======== Data supplied ========

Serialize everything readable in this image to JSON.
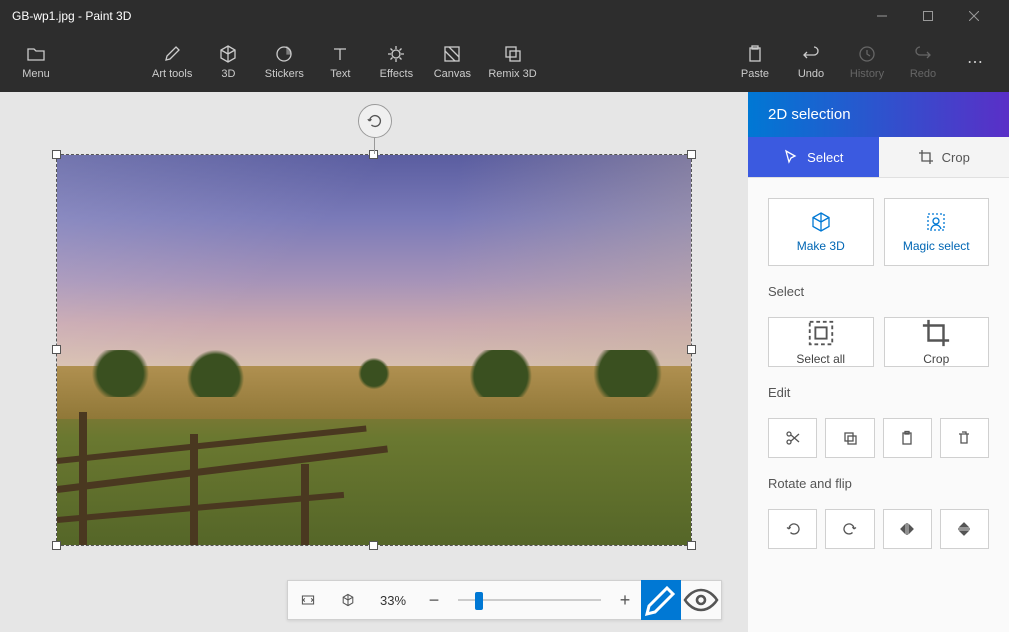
{
  "titlebar": {
    "filename": "GB-wp1.jpg",
    "appname": "Paint 3D"
  },
  "toolbar": {
    "menu": "Menu",
    "art_tools": "Art tools",
    "threed": "3D",
    "stickers": "Stickers",
    "text": "Text",
    "effects": "Effects",
    "canvas": "Canvas",
    "remix3d": "Remix 3D",
    "paste": "Paste",
    "undo": "Undo",
    "history": "History",
    "redo": "Redo"
  },
  "zoom": {
    "value": "33%"
  },
  "panel": {
    "title": "2D selection",
    "mode_select": "Select",
    "mode_crop": "Crop",
    "make3d": "Make 3D",
    "magic_select": "Magic select",
    "section_select": "Select",
    "select_all": "Select all",
    "crop": "Crop",
    "section_edit": "Edit",
    "section_rotate": "Rotate and flip"
  }
}
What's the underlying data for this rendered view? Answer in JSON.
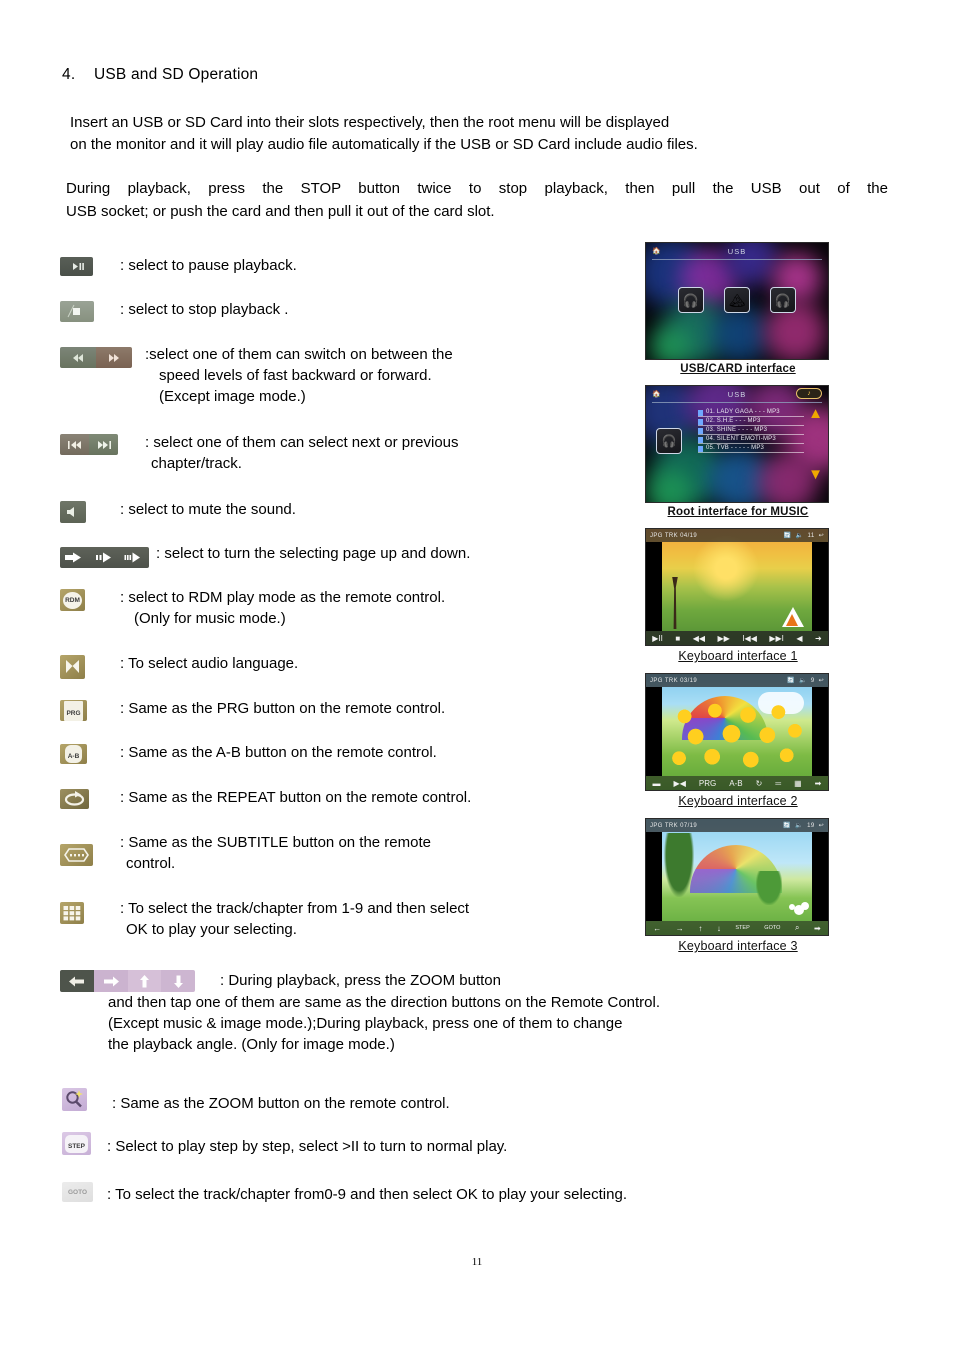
{
  "section": {
    "number": "4.",
    "title": "USB and SD Operation"
  },
  "intro": {
    "p1_line1": "Insert an USB or SD Card into their slots respectively, then the root menu will be displayed",
    "p1_line2": "on the monitor and it will play audio file automatically if the USB or SD Card include audio files.",
    "p2_line1": "During playback, press the STOP button twice to stop playback, then pull the USB out of the",
    "p2_line2": "USB socket; or push the card and then pull it out of the card slot."
  },
  "items": [
    {
      "icon": "play-pause-icon",
      "text": ": select to pause playback."
    },
    {
      "icon": "stop-icon",
      "text": ": select to stop playback ."
    },
    {
      "icon": "fast-rewind-forward-icon",
      "text": ":select one of them can switch on between the",
      "line2": "speed levels of fast backward or forward.",
      "line3": "(Except image mode.)"
    },
    {
      "icon": "previous-next-track-icon",
      "text": ": select one of them can select next or previous",
      "line2": "chapter/track."
    },
    {
      "icon": "mute-icon",
      "text": ": select to mute the sound."
    },
    {
      "icon": "page-updown-icon",
      "text": ": select to turn the selecting page up and down."
    },
    {
      "icon": "rdm-icon",
      "label": "RDM",
      "text": ": select to RDM play mode as the remote control.",
      "line2": "(Only for music mode.)"
    },
    {
      "icon": "audio-language-icon",
      "text": ": To select audio language."
    },
    {
      "icon": "prg-icon",
      "label": "PRG",
      "text": ": Same as the PRG button on the remote control."
    },
    {
      "icon": "ab-repeat-icon",
      "label": "A-B",
      "text": ": Same as the A-B button on the remote control."
    },
    {
      "icon": "repeat-icon",
      "text": ": Same as the REPEAT button on the remote control."
    },
    {
      "icon": "subtitle-icon",
      "text": ": Same as the SUBTITLE button on the remote",
      "line2": "control."
    },
    {
      "icon": "keypad-grid-icon",
      "text": ": To select the track/chapter from 1-9 and then select",
      "line2": "OK to play your selecting."
    },
    {
      "icon": "direction-buttons-icon",
      "text": ": During playback, press the ZOOM button",
      "line2": "and then tap one of them are same as the direction buttons on the Remote Control.",
      "line3": "(Except music & image mode.);During playback, press one of them to change",
      "line4": "the playback angle. (Only for image mode.)"
    },
    {
      "icon": "zoom-icon",
      "text": ": Same as the ZOOM button on the remote control."
    },
    {
      "icon": "step-icon",
      "label": "STEP",
      "text": ": Select to play step by step, select >II to turn to normal play."
    },
    {
      "icon": "goto-icon",
      "label": "GOTO",
      "text": ": To select the track/chapter from0-9 and then select OK to play your selecting."
    }
  ],
  "screenshots": [
    {
      "caption": "USB/CARD interface",
      "name": "usb-card-interface-screenshot",
      "title_bar": "USB",
      "home_icon": "home-icon",
      "tiles": [
        "music-tile",
        "photo-tile",
        "music-tile"
      ]
    },
    {
      "caption": "Root interface for MUSIC",
      "name": "root-interface-music-screenshot",
      "title_bar": "USB",
      "home_icon": "home-icon",
      "tracks": [
        "01. LADY GAGA - -  - MP3",
        "02. S.H.E -  - - MP3",
        "03. SHINE - - - - MP3",
        "04. SILENT EMOTI-MP3",
        "05. TVB - - - - - MP3"
      ],
      "scroll_up_icon": "chevron-up-icon",
      "scroll_down_icon": "chevron-down-icon"
    },
    {
      "caption": "Keyboard interface 1",
      "name": "keyboard-interface-1-screenshot",
      "osd_left": "JPG TRK 04/19",
      "osd_volume": "11",
      "buttons": [
        "▶II",
        "■",
        "◀◀",
        "▶▶",
        "I◀◀",
        "▶▶I",
        "◀",
        "➜"
      ]
    },
    {
      "caption": "Keyboard interface 2",
      "name": "keyboard-interface-2-screenshot",
      "osd_left": "JPG TRK 03/19",
      "osd_volume": "9",
      "buttons": [
        "▬",
        "▶◀",
        "PRG",
        "A-B",
        "↻",
        "═",
        "▦",
        "➡"
      ]
    },
    {
      "caption": "Keyboard interface 3",
      "name": "keyboard-interface-3-screenshot",
      "osd_left": "JPG TRK 07/19",
      "osd_volume": "19",
      "buttons": [
        "←",
        "→",
        "↑",
        "↓",
        "STEP",
        "GOTO",
        "⌕",
        "➡"
      ]
    }
  ],
  "page_number": "11"
}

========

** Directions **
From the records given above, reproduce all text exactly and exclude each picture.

** Exercise response **
Serialize everything readable in this image to JSON.
{
  "titlebar": {
    "filename": "GB-wp1.jpg",
    "appname": "Paint 3D"
  },
  "toolbar": {
    "menu": "Menu",
    "art_tools": "Art tools",
    "threed": "3D",
    "stickers": "Stickers",
    "text": "Text",
    "effects": "Effects",
    "canvas": "Canvas",
    "remix3d": "Remix 3D",
    "paste": "Paste",
    "undo": "Undo",
    "history": "History",
    "redo": "Redo"
  },
  "zoom": {
    "value": "33%"
  },
  "panel": {
    "title": "2D selection",
    "mode_select": "Select",
    "mode_crop": "Crop",
    "make3d": "Make 3D",
    "magic_select": "Magic select",
    "section_select": "Select",
    "select_all": "Select all",
    "crop": "Crop",
    "section_edit": "Edit",
    "section_rotate": "Rotate and flip"
  }
}
What's the underlying data for this rendered view? Answer in JSON.
{
  "section": {
    "number": "4.",
    "title": "USB and SD Operation"
  },
  "intro": {
    "p1_line1": "Insert an USB or SD Card into their slots respectively, then the root menu will be displayed",
    "p1_line2": "on the monitor and it will play audio file automatically if the USB or SD Card include audio files.",
    "p2_line1": "During playback, press the STOP button twice to stop playback, then pull the USB out of the",
    "p2_line2": "USB socket; or push the card and then pull it out of the card slot."
  },
  "items": [
    {
      "icon": "play-pause-icon",
      "text": ": select to pause playback."
    },
    {
      "icon": "stop-icon",
      "text": ": select to stop playback ."
    },
    {
      "icon": "fast-rewind-forward-icon",
      "text": ":select one of them can switch on between the",
      "line2": "speed levels of fast backward or forward.",
      "line3": "(Except image mode.)"
    },
    {
      "icon": "previous-next-track-icon",
      "text": ": select one of them can select next or previous",
      "line2": "chapter/track."
    },
    {
      "icon": "mute-icon",
      "text": ": select to mute the sound."
    },
    {
      "icon": "page-updown-icon",
      "text": ": select to turn the selecting page up and down."
    },
    {
      "icon": "rdm-icon",
      "label": "RDM",
      "text": ": select to RDM play mode as the remote control.",
      "line2": "(Only for music mode.)"
    },
    {
      "icon": "audio-language-icon",
      "text": ": To select audio language."
    },
    {
      "icon": "prg-icon",
      "label": "PRG",
      "text": ": Same as the PRG button on the remote control."
    },
    {
      "icon": "ab-repeat-icon",
      "label": "A-B",
      "text": ": Same as the A-B button on the remote control."
    },
    {
      "icon": "repeat-icon",
      "text": ": Same as the REPEAT button on the remote control."
    },
    {
      "icon": "subtitle-icon",
      "text": ": Same as the SUBTITLE button on the remote",
      "line2": "control."
    },
    {
      "icon": "keypad-grid-icon",
      "text": ": To select the track/chapter from 1-9 and then select",
      "line2": "OK to play your selecting."
    },
    {
      "icon": "direction-buttons-icon",
      "text": ": During playback, press the ZOOM button",
      "line2": "and then tap one of them are same as the direction buttons on the Remote Control.",
      "line3": "(Except music & image mode.);During playback, press one of them to change",
      "line4": "the playback angle. (Only for image mode.)"
    },
    {
      "icon": "zoom-icon",
      "text": ": Same as the ZOOM button on the remote control."
    },
    {
      "icon": "step-icon",
      "label": "STEP",
      "text": ": Select to play step by step, select >II to turn to normal play."
    },
    {
      "icon": "goto-icon",
      "label": "GOTO",
      "text": ": To select the track/chapter from0-9 and then select OK to play your selecting."
    }
  ],
  "screenshots": [
    {
      "caption": "USB/CARD interface",
      "name": "usb-card-interface-screenshot",
      "title_bar": "USB",
      "home_icon": "home-icon",
      "tiles": [
        "music-tile",
        "photo-tile",
        "music-tile"
      ]
    },
    {
      "caption": "Root interface for MUSIC",
      "name": "root-interface-music-screenshot",
      "title_bar": "USB",
      "home_icon": "home-icon",
      "tracks": [
        "01. LADY GAGA - -  - MP3",
        "02. S.H.E -  - - MP3",
        "03. SHINE - - - - MP3",
        "04. SILENT EMOTI-MP3",
        "05. TVB - - - - - MP3"
      ],
      "scroll_up_icon": "chevron-up-icon",
      "scroll_down_icon": "chevron-down-icon"
    },
    {
      "caption": "Keyboard interface 1",
      "name": "keyboard-interface-1-screenshot",
      "osd_left": "JPG TRK 04/19",
      "osd_volume": "11",
      "buttons": [
        "▶II",
        "■",
        "◀◀",
        "▶▶",
        "I◀◀",
        "▶▶I",
        "◀",
        "➜"
      ]
    },
    {
      "caption": "Keyboard interface 2",
      "name": "keyboard-interface-2-screenshot",
      "osd_left": "JPG TRK 03/19",
      "osd_volume": "9",
      "buttons": [
        "▬",
        "▶◀",
        "PRG",
        "A-B",
        "↻",
        "═",
        "▦",
        "➡"
      ]
    },
    {
      "caption": "Keyboard interface 3",
      "name": "keyboard-interface-3-screenshot",
      "osd_left": "JPG TRK 07/19",
      "osd_volume": "19",
      "buttons": [
        "←",
        "→",
        "↑",
        "↓",
        "STEP",
        "GOTO",
        "⌕",
        "➡"
      ]
    }
  ],
  "page_number": "11"
}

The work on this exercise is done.